● **Extracted material**:
>>>>>

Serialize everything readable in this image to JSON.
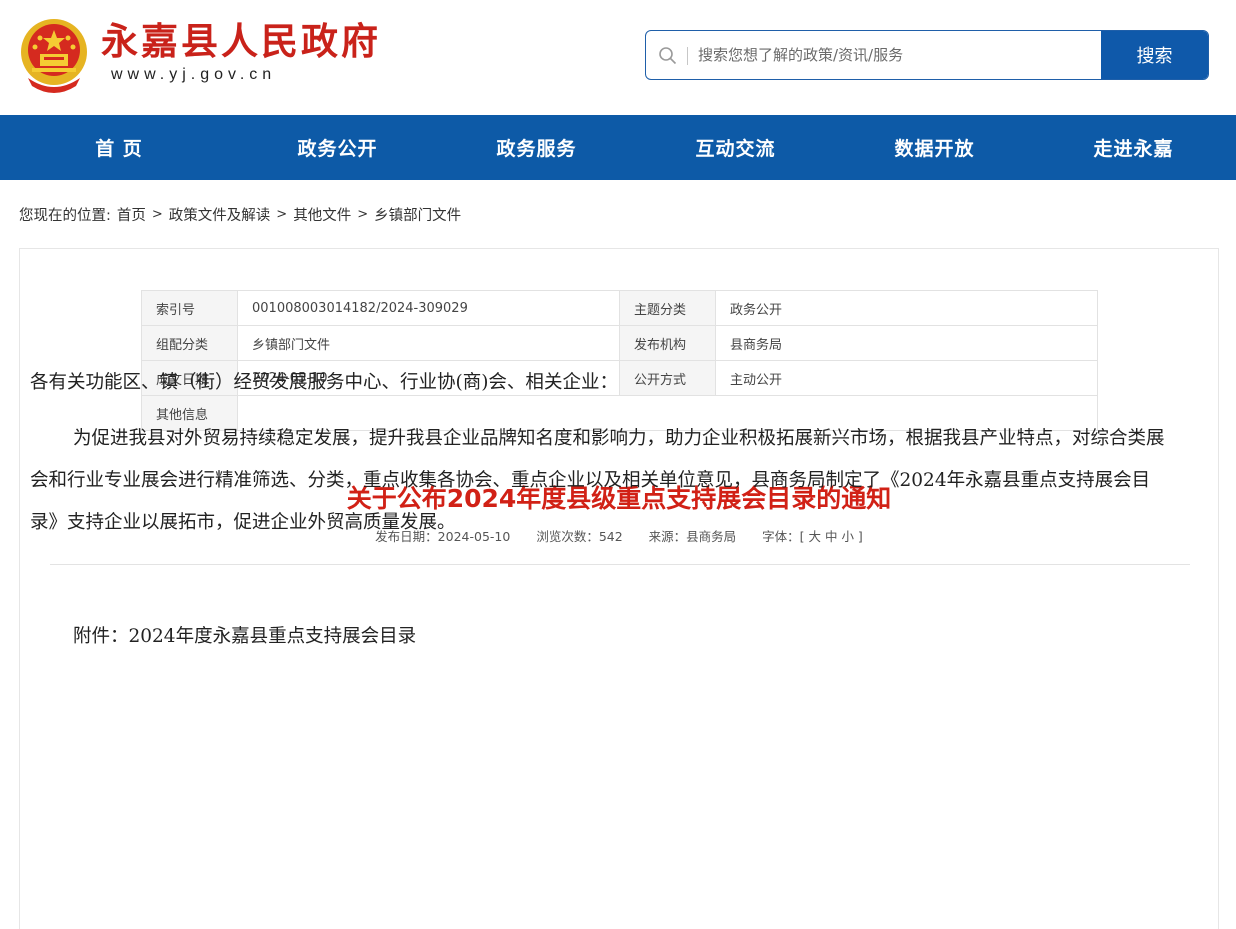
{
  "header": {
    "site_title": "永嘉县人民政府",
    "site_url": "www.yj.gov.cn",
    "emblem_icon": "national-emblem-icon",
    "search": {
      "placeholder": "搜索您想了解的政策/资讯/服务",
      "value": "",
      "button_label": "搜索"
    },
    "accent_color": "#0d5aa7",
    "brand_red": "#c9221a"
  },
  "nav": {
    "items": [
      {
        "label": "首 页"
      },
      {
        "label": "政务公开"
      },
      {
        "label": "政务服务"
      },
      {
        "label": "互动交流"
      },
      {
        "label": "数据开放"
      },
      {
        "label": "走进永嘉"
      }
    ]
  },
  "breadcrumb": {
    "prefix": "您现在的位置:",
    "items": [
      "首页",
      "政策文件及解读",
      "其他文件",
      "乡镇部门文件"
    ],
    "separator": ">"
  },
  "meta": {
    "rows": [
      {
        "k1": "索引号",
        "v1": "001008003014182/2024-309029",
        "k2": "主题分类",
        "v2": "政务公开"
      },
      {
        "k1": "组配分类",
        "v1": "乡镇部门文件",
        "k2": "发布机构",
        "v2": "县商务局"
      },
      {
        "k1": "成文日期",
        "v1": "2024-05-10",
        "k2": "公开方式",
        "v2": "主动公开"
      },
      {
        "k1": "其他信息",
        "v1": ""
      }
    ]
  },
  "article": {
    "title": "关于公布2024年度县级重点支持展会目录的通知",
    "info": {
      "publish_date": "发布日期：2024-05-10",
      "views": "浏览次数：542",
      "source": "来源：县商务局",
      "font_size": "字体：[ 大 中 小 ]"
    },
    "greeting": "各有关功能区、镇（街）经贸发展服务中心、行业协(商)会、相关企业：",
    "body": "为促进我县对外贸易持续稳定发展，提升我县企业品牌知名度和影响力，助力企业积极拓展新兴市场，根据我县产业特点，对综合类展会和行业专业展会进行精准筛选、分类，重点收集各协会、重点企业以及相关单位意见，县商务局制定了《2024年永嘉县重点支持展会目录》支持企业以展拓市，促进企业外贸高质量发展。",
    "attachment": "附件：2024年度永嘉县重点支持展会目录"
  }
}
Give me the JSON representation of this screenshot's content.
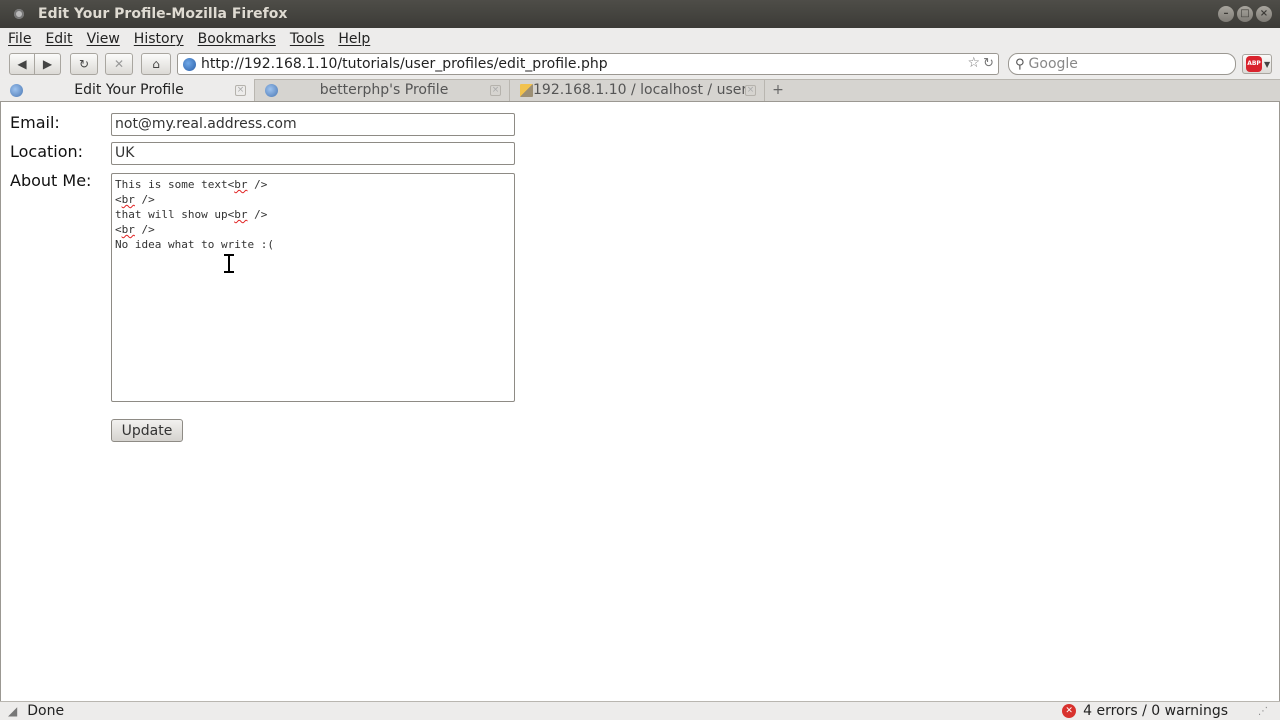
{
  "window": {
    "title": "Edit Your Profile-Mozilla Firefox"
  },
  "menu": [
    "File",
    "Edit",
    "View",
    "History",
    "Bookmarks",
    "Tools",
    "Help"
  ],
  "nav": {
    "url": "http://192.168.1.10/tutorials/user_profiles/edit_profile.php",
    "search_placeholder": "Google",
    "abp_label": "ABP"
  },
  "tabs": [
    {
      "label": "Edit Your Profile",
      "active": true
    },
    {
      "label": "betterphp's Profile",
      "active": false
    },
    {
      "label": "192.168.1.10 / localhost / user...",
      "active": false
    }
  ],
  "form": {
    "email_label": "Email:",
    "email_value": "not@my.real.address.com",
    "location_label": "Location:",
    "location_value": "UK",
    "about_label": "About Me:",
    "about_lines": [
      {
        "pre": "This is some text<",
        "tag": "br",
        "post": " />"
      },
      {
        "pre": "<",
        "tag": "br",
        "post": " />"
      },
      {
        "pre": "that will show up<",
        "tag": "br",
        "post": " />"
      },
      {
        "pre": "<",
        "tag": "br",
        "post": " />"
      },
      {
        "pre": "No idea what to write :(",
        "tag": "",
        "post": ""
      }
    ],
    "update_label": "Update"
  },
  "status": {
    "text": "Done",
    "errors": "4 errors / 0 warnings"
  }
}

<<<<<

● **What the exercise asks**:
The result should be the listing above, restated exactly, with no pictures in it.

● **Result for this exercise**:
Serialize everything readable in this image to JSON.
{
  "header": {
    "site_title": "永嘉县人民政府",
    "site_url": "www.yj.gov.cn",
    "emblem_icon": "national-emblem-icon",
    "search": {
      "placeholder": "搜索您想了解的政策/资讯/服务",
      "value": "",
      "button_label": "搜索"
    },
    "accent_color": "#0d5aa7",
    "brand_red": "#c9221a"
  },
  "nav": {
    "items": [
      {
        "label": "首 页"
      },
      {
        "label": "政务公开"
      },
      {
        "label": "政务服务"
      },
      {
        "label": "互动交流"
      },
      {
        "label": "数据开放"
      },
      {
        "label": "走进永嘉"
      }
    ]
  },
  "breadcrumb": {
    "prefix": "您现在的位置:",
    "items": [
      "首页",
      "政策文件及解读",
      "其他文件",
      "乡镇部门文件"
    ],
    "separator": ">"
  },
  "meta": {
    "rows": [
      {
        "k1": "索引号",
        "v1": "001008003014182/2024-309029",
        "k2": "主题分类",
        "v2": "政务公开"
      },
      {
        "k1": "组配分类",
        "v1": "乡镇部门文件",
        "k2": "发布机构",
        "v2": "县商务局"
      },
      {
        "k1": "成文日期",
        "v1": "2024-05-10",
        "k2": "公开方式",
        "v2": "主动公开"
      },
      {
        "k1": "其他信息",
        "v1": ""
      }
    ]
  },
  "article": {
    "title": "关于公布2024年度县级重点支持展会目录的通知",
    "info": {
      "publish_date": "发布日期：2024-05-10",
      "views": "浏览次数：542",
      "source": "来源：县商务局",
      "font_size": "字体：[ 大 中 小 ]"
    },
    "greeting": "各有关功能区、镇（街）经贸发展服务中心、行业协(商)会、相关企业：",
    "body": "为促进我县对外贸易持续稳定发展，提升我县企业品牌知名度和影响力，助力企业积极拓展新兴市场，根据我县产业特点，对综合类展会和行业专业展会进行精准筛选、分类，重点收集各协会、重点企业以及相关单位意见，县商务局制定了《2024年永嘉县重点支持展会目录》支持企业以展拓市，促进企业外贸高质量发展。",
    "attachment": "附件：2024年度永嘉县重点支持展会目录"
  }
}
Give me the JSON representation of this screenshot's content.
{
  "window": {
    "title": "Edit Your Profile-Mozilla Firefox"
  },
  "menu": [
    "File",
    "Edit",
    "View",
    "History",
    "Bookmarks",
    "Tools",
    "Help"
  ],
  "nav": {
    "url": "http://192.168.1.10/tutorials/user_profiles/edit_profile.php",
    "search_placeholder": "Google",
    "abp_label": "ABP"
  },
  "tabs": [
    {
      "label": "Edit Your Profile",
      "active": true
    },
    {
      "label": "betterphp's Profile",
      "active": false
    },
    {
      "label": "192.168.1.10 / localhost / user...",
      "active": false
    }
  ],
  "form": {
    "email_label": "Email:",
    "email_value": "not@my.real.address.com",
    "location_label": "Location:",
    "location_value": "UK",
    "about_label": "About Me:",
    "about_lines": [
      {
        "pre": "This is some text<",
        "tag": "br",
        "post": " />"
      },
      {
        "pre": "<",
        "tag": "br",
        "post": " />"
      },
      {
        "pre": "that will show up<",
        "tag": "br",
        "post": " />"
      },
      {
        "pre": "<",
        "tag": "br",
        "post": " />"
      },
      {
        "pre": "No idea what to write :(",
        "tag": "",
        "post": ""
      }
    ],
    "update_label": "Update"
  },
  "status": {
    "text": "Done",
    "errors": "4 errors / 0 warnings"
  }
}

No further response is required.